What is expected:
For the data below, work out the number of lines containing the string "window" and answer with that number only.

___ Data to use

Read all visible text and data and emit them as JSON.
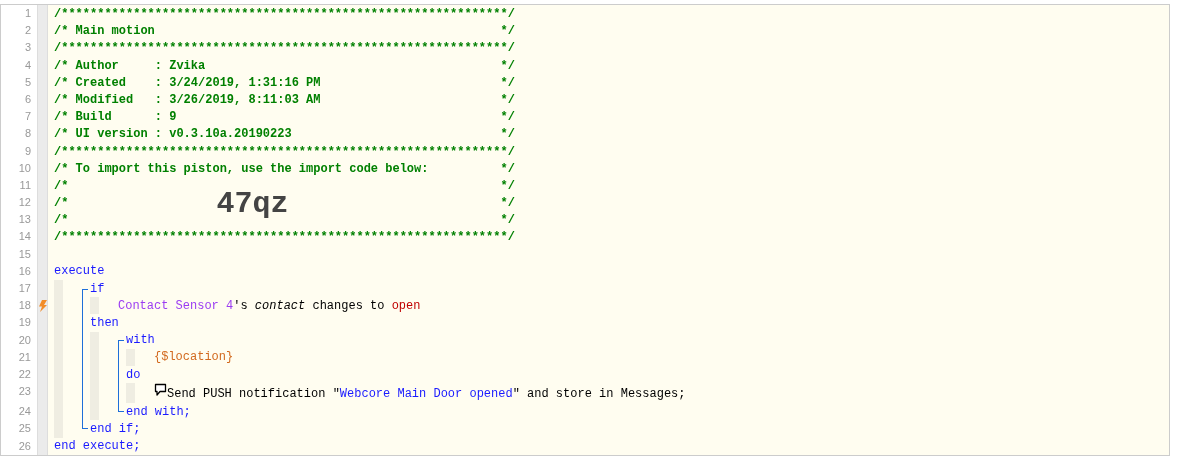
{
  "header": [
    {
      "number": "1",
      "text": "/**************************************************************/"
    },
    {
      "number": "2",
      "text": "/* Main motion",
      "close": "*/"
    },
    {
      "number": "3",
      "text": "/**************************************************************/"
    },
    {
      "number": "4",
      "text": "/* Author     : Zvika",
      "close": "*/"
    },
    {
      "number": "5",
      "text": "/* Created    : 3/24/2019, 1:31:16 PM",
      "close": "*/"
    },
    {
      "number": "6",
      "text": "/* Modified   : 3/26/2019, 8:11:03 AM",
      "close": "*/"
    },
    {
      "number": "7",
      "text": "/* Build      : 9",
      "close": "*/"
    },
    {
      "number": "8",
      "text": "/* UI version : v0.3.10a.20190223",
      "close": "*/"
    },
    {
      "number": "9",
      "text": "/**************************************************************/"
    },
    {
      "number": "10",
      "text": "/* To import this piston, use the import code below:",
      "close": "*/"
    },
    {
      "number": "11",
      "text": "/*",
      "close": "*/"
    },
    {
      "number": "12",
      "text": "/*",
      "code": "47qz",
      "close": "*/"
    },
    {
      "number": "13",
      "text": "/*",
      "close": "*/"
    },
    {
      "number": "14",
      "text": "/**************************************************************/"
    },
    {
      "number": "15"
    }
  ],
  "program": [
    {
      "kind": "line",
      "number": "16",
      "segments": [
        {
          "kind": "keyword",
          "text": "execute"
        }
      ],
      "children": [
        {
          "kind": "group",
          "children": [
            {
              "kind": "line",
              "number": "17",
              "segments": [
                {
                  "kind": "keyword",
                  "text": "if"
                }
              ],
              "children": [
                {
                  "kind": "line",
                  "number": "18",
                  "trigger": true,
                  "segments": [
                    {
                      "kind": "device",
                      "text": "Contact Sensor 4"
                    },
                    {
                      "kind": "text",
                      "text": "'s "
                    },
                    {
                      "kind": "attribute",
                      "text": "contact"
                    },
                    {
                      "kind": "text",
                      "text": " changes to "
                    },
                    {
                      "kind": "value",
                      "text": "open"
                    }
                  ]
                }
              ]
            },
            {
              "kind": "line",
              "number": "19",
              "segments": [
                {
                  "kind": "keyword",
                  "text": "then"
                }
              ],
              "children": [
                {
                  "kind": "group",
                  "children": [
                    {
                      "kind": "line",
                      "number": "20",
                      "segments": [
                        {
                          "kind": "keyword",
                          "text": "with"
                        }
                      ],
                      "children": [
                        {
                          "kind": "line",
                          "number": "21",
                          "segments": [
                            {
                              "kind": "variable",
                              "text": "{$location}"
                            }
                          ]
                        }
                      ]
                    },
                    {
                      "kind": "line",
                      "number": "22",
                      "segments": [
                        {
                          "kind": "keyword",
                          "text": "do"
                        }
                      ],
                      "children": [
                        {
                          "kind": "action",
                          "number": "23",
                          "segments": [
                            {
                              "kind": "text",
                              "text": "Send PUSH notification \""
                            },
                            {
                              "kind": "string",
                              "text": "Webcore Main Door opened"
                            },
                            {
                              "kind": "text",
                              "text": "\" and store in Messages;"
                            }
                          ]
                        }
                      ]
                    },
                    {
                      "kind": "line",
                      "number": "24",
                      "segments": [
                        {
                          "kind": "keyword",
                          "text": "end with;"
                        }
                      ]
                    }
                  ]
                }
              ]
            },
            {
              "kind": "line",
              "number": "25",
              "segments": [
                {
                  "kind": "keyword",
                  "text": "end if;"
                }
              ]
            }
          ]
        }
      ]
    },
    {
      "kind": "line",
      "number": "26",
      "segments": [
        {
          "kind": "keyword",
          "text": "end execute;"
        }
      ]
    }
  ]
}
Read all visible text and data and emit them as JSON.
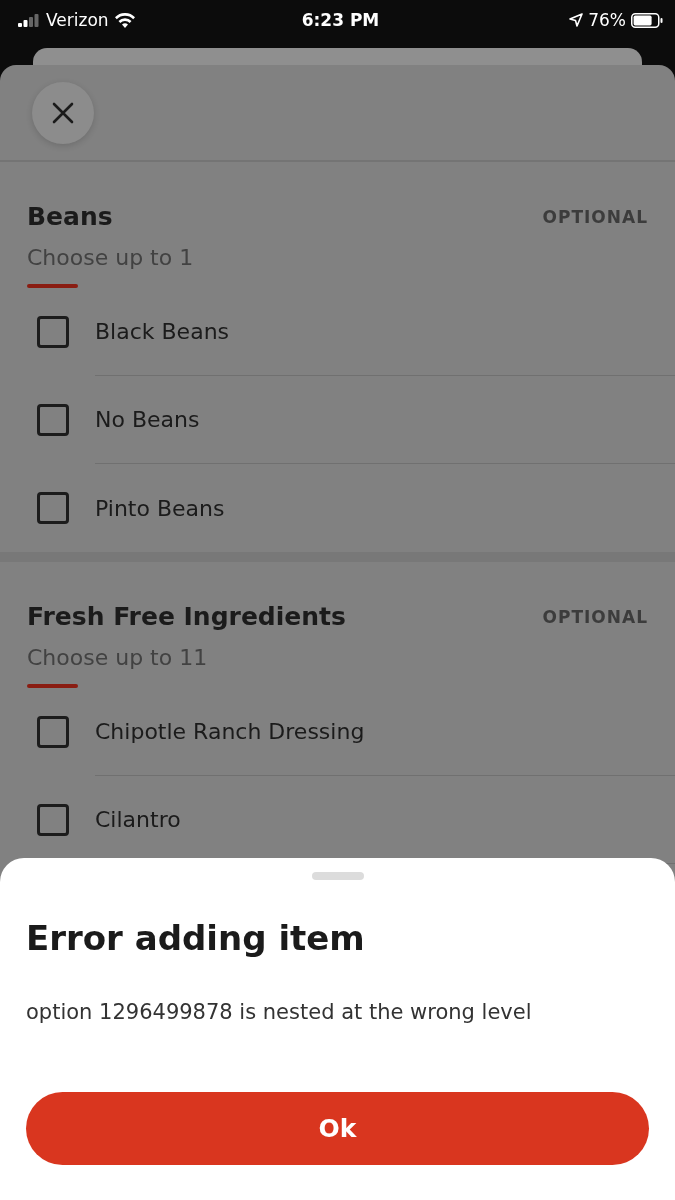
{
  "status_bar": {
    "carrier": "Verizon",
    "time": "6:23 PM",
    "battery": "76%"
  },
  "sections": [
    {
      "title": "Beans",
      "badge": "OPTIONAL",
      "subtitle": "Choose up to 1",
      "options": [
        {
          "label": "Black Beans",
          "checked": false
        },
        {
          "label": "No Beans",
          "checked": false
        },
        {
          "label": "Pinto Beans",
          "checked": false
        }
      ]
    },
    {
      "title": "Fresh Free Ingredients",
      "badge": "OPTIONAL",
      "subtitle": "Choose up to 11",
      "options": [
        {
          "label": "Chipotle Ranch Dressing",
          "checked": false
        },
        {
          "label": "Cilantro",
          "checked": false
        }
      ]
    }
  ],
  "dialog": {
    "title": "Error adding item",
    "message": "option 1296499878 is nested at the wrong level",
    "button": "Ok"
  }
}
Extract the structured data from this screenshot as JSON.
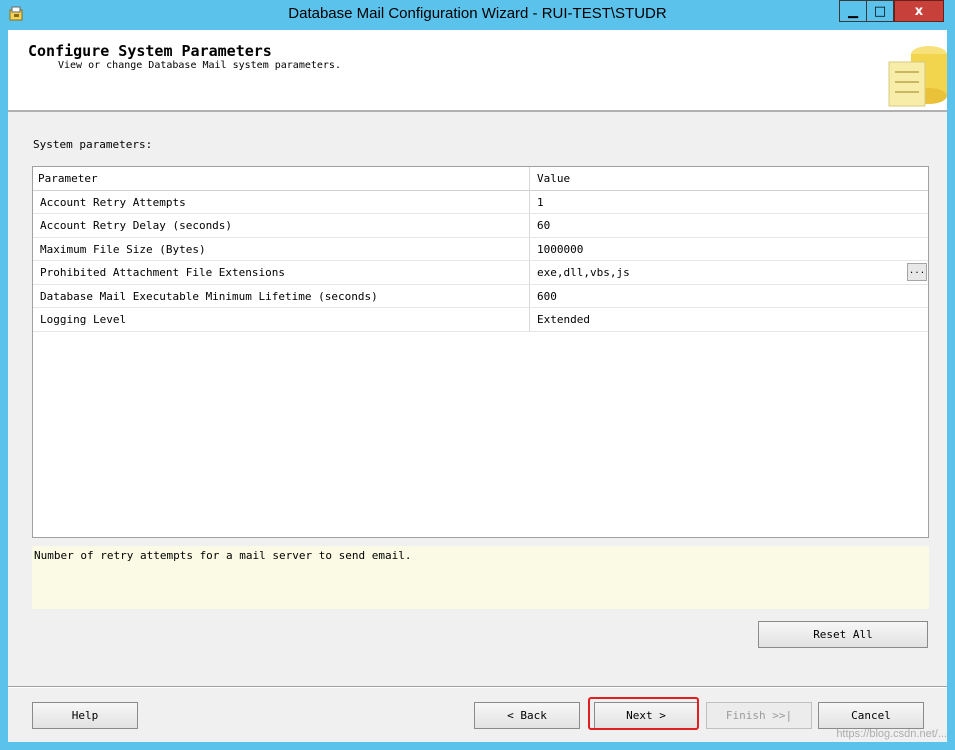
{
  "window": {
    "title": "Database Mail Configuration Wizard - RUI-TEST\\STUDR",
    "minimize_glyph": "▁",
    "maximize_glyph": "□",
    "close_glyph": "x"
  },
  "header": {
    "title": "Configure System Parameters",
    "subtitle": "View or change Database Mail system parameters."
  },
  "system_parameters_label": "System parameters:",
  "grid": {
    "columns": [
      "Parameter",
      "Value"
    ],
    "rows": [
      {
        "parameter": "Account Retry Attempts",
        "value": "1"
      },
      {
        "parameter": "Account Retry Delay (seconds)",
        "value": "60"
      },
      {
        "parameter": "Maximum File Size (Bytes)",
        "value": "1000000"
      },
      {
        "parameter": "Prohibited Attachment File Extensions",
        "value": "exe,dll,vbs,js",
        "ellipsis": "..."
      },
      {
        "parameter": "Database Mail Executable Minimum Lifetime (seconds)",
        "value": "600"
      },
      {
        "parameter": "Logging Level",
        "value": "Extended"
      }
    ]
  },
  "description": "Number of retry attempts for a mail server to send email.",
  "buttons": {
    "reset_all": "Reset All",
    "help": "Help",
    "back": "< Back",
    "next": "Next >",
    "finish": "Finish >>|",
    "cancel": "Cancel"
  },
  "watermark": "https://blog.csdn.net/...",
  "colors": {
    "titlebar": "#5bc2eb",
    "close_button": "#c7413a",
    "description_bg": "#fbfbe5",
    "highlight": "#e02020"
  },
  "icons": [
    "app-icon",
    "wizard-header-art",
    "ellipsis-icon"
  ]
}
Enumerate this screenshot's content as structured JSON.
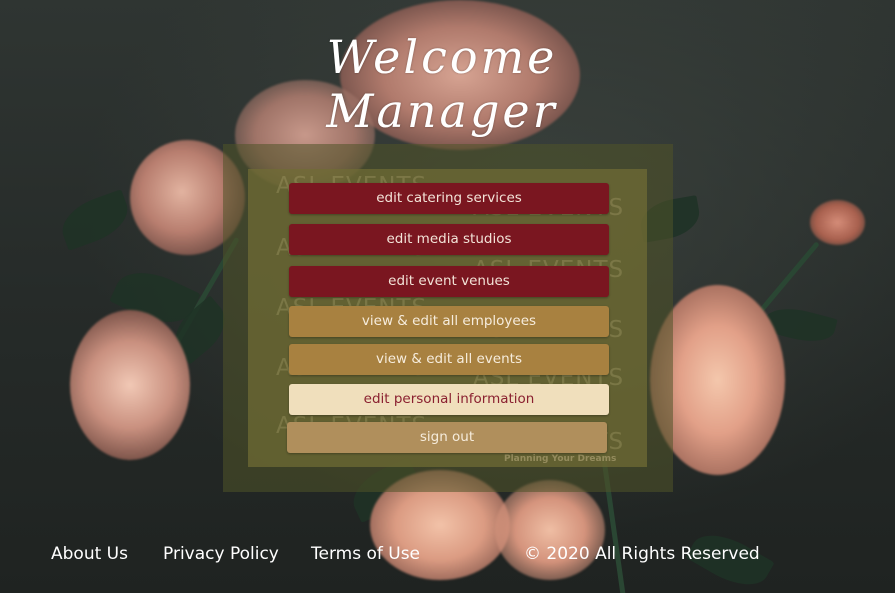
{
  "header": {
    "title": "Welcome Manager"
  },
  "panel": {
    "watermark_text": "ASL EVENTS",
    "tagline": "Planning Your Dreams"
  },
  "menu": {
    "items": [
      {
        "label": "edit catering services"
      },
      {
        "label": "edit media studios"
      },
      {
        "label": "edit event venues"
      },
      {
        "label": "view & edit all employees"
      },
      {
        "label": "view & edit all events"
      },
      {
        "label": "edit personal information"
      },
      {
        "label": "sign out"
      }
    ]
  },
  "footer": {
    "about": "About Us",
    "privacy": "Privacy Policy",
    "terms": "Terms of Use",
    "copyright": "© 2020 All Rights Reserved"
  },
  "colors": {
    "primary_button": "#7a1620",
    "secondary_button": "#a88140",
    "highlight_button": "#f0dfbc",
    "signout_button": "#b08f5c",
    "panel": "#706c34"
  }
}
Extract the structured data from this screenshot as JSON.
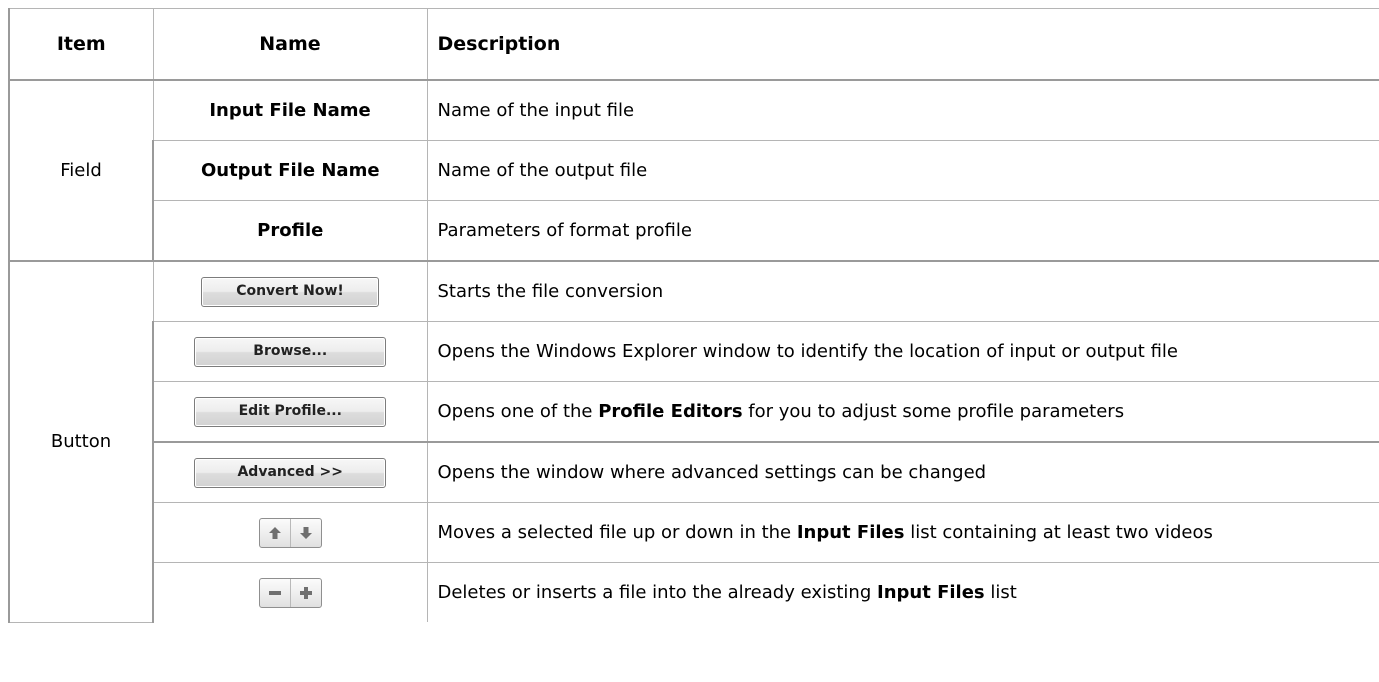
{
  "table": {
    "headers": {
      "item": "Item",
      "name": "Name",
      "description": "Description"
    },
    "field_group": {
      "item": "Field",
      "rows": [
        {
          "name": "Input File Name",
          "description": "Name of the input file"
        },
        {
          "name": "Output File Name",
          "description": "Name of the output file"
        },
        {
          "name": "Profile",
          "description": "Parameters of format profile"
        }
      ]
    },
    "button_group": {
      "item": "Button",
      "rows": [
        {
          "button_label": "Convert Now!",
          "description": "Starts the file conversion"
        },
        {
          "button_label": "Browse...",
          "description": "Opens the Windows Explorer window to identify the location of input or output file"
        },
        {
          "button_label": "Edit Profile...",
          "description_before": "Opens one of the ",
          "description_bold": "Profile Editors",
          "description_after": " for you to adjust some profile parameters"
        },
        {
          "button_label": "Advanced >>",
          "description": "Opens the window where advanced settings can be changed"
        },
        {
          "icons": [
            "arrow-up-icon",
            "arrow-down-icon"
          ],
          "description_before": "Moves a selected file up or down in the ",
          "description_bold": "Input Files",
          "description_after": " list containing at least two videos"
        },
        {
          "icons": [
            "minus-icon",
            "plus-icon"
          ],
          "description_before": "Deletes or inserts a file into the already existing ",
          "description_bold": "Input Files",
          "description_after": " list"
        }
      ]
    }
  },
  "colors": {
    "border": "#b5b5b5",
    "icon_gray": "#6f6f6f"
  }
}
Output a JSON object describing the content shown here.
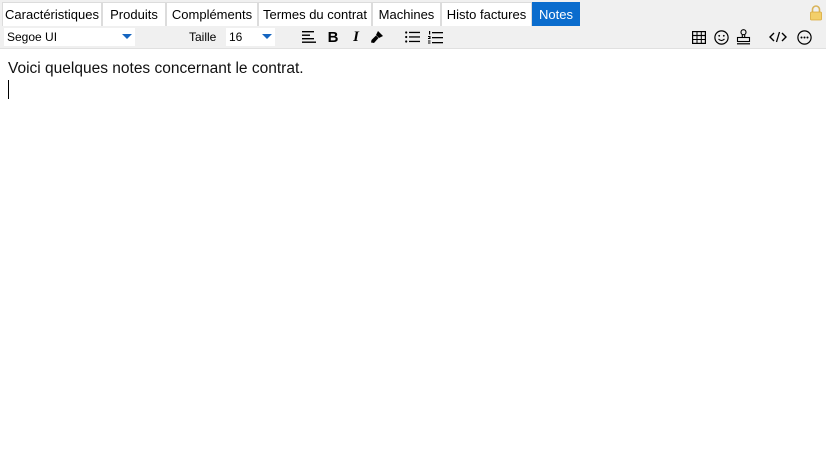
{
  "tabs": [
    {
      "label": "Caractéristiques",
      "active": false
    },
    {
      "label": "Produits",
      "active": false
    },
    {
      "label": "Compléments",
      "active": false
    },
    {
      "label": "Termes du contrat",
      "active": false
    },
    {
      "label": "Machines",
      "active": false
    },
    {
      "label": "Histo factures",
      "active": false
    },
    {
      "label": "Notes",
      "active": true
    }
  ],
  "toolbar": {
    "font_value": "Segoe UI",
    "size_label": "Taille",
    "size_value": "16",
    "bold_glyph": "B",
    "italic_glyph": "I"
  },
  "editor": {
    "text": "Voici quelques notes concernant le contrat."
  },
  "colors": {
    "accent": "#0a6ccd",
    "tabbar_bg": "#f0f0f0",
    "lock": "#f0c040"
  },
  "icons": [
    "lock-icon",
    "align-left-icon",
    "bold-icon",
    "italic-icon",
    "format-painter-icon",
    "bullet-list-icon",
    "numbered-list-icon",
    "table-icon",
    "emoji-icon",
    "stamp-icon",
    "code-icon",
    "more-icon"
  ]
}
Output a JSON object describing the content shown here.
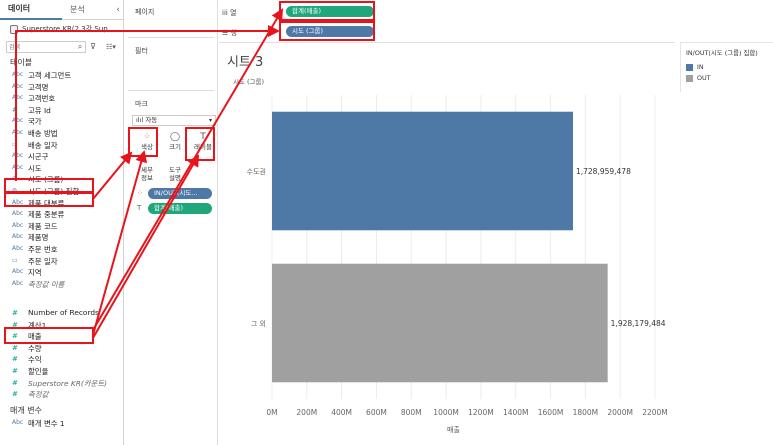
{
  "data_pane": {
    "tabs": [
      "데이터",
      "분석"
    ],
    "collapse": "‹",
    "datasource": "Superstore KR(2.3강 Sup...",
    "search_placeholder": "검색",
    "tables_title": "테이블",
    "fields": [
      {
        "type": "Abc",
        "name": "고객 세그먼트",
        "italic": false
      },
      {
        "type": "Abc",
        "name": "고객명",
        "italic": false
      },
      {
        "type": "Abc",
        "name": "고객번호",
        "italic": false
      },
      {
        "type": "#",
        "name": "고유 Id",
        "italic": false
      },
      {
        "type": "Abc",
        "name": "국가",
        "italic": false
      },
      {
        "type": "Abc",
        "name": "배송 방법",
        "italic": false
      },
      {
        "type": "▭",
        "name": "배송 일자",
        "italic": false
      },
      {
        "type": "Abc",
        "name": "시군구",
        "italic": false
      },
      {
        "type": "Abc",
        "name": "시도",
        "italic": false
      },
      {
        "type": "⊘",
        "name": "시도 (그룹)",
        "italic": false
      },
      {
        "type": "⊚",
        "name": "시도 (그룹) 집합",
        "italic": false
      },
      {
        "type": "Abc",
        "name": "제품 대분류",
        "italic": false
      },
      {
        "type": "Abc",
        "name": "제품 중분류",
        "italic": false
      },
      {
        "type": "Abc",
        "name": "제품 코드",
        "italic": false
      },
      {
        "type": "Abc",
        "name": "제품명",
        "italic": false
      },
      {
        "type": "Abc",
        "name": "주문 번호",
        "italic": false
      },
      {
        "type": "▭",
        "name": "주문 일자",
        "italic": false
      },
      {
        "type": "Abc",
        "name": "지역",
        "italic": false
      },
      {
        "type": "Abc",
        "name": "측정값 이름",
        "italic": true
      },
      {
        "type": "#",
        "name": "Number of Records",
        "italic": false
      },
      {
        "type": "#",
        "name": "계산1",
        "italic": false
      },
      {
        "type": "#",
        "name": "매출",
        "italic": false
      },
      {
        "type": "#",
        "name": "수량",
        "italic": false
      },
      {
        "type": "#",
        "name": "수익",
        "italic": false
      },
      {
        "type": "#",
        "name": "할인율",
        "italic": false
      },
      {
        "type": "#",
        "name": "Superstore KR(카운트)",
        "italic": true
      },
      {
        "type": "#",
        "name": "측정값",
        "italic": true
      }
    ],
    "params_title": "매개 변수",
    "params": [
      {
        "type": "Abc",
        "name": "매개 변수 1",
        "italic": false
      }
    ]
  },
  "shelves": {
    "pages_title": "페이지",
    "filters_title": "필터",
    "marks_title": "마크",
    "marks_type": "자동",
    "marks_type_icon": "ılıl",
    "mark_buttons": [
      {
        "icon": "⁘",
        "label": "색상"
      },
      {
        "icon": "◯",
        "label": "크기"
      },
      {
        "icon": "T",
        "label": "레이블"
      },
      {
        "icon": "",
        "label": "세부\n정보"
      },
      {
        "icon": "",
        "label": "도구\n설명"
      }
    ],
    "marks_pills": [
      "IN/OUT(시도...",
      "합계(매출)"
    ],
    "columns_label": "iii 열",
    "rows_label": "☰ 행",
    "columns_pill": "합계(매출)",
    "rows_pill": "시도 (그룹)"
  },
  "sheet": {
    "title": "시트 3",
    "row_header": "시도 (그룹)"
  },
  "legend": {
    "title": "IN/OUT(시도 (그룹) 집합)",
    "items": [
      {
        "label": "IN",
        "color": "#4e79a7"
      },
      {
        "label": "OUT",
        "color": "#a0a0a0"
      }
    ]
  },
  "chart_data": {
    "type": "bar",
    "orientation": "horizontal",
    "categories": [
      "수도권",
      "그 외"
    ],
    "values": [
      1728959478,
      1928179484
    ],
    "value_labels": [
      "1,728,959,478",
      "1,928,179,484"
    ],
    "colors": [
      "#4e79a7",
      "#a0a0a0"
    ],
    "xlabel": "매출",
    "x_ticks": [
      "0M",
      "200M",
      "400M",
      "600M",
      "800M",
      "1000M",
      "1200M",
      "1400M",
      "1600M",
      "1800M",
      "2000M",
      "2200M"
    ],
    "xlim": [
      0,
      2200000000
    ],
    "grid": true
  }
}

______

Your solution:
3